▸ **EXERCISE GOAL**:
Read through the entries below and return each line with the word "author".

▸ **DATASET CONTENT**:
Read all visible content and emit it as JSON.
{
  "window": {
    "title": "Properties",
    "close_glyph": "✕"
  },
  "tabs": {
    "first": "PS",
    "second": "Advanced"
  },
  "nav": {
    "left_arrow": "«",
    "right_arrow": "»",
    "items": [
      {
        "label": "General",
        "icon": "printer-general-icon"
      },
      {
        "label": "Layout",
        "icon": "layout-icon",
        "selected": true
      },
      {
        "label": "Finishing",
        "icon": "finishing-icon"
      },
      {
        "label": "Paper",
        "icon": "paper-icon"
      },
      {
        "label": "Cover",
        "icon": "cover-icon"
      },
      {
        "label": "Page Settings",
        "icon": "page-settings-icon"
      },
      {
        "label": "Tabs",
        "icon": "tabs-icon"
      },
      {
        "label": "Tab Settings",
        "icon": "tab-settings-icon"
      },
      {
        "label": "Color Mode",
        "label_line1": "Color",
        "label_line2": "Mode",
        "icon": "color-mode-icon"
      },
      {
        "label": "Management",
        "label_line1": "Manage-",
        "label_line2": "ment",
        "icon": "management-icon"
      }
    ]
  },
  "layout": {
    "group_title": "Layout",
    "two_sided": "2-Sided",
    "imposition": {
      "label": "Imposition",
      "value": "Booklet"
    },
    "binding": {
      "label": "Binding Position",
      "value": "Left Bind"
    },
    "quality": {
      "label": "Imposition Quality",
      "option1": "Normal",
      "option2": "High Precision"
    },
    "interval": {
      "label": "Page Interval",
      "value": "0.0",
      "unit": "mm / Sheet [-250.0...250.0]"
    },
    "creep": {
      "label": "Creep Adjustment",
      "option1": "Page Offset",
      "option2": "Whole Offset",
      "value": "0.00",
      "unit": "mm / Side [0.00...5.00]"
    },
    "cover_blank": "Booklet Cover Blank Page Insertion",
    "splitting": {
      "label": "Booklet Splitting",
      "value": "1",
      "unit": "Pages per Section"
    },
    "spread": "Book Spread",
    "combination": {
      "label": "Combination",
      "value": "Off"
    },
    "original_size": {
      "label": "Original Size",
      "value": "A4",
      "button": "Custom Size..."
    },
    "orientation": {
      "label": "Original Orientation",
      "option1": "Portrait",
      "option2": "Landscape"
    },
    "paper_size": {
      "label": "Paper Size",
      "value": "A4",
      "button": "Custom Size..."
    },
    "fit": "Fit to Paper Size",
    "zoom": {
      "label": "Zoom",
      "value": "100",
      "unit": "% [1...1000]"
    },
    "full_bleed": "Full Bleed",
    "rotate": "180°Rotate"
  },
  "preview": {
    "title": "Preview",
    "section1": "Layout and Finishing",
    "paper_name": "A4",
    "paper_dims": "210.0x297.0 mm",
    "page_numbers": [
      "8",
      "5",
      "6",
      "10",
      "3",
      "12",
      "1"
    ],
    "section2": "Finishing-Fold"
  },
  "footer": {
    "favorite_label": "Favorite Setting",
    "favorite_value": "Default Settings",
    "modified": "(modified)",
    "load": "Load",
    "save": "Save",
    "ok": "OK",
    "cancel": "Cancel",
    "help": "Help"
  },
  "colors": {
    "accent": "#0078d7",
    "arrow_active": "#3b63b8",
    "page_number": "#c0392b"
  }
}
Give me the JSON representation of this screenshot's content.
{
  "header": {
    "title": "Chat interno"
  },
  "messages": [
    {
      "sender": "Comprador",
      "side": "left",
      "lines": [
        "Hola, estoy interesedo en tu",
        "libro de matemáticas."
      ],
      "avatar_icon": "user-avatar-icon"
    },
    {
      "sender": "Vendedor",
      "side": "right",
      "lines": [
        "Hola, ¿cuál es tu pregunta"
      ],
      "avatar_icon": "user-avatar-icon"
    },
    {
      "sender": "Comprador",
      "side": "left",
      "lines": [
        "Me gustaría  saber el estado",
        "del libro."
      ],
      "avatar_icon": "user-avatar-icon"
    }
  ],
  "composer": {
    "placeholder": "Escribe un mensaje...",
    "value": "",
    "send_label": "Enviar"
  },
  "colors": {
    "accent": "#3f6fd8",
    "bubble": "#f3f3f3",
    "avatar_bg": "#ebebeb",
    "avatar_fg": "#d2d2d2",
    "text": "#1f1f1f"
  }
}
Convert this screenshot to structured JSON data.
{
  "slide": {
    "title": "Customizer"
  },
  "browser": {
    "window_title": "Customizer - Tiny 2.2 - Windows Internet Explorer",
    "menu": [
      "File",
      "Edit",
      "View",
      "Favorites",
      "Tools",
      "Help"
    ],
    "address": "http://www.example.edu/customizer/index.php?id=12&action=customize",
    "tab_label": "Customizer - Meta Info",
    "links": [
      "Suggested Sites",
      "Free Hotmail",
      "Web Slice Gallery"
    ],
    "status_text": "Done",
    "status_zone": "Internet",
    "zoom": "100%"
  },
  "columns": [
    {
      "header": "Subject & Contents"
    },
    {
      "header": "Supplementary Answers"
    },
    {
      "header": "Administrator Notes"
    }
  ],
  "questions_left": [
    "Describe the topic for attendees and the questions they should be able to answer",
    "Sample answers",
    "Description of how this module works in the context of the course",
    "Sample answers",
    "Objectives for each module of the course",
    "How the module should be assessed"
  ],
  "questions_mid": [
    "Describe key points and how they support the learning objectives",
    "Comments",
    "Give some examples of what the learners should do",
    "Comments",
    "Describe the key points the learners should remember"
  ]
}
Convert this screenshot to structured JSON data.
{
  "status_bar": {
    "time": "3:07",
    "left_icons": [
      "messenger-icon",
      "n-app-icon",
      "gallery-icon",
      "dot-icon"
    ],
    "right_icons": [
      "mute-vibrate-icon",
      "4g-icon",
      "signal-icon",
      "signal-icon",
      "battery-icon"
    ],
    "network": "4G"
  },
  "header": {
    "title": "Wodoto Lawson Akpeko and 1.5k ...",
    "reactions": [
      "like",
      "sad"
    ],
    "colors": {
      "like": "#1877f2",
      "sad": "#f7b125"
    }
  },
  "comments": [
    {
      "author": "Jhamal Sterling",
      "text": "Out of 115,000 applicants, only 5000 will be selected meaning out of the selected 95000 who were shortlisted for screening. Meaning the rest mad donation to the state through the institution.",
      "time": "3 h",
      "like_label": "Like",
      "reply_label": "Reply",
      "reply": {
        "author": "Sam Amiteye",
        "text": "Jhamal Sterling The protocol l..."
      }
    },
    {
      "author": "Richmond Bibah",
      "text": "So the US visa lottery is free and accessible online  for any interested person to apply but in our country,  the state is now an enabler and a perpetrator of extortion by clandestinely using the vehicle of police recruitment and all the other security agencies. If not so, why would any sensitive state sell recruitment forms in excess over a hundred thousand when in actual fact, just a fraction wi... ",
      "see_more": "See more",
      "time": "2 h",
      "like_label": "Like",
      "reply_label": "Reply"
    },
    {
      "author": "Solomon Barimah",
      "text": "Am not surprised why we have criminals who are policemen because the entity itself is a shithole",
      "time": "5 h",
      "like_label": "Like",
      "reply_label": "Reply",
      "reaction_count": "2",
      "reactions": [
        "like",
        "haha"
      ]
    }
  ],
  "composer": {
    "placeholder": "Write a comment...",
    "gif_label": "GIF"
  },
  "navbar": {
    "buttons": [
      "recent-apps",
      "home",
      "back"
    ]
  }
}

▸ **RESPONSE TO THE EXERCISE**:
      "author": "Jhamal Sterling",
        "author": "Sam Amiteye",
      "author": "Richmond Bibah",
      "author": "Solomon Barimah",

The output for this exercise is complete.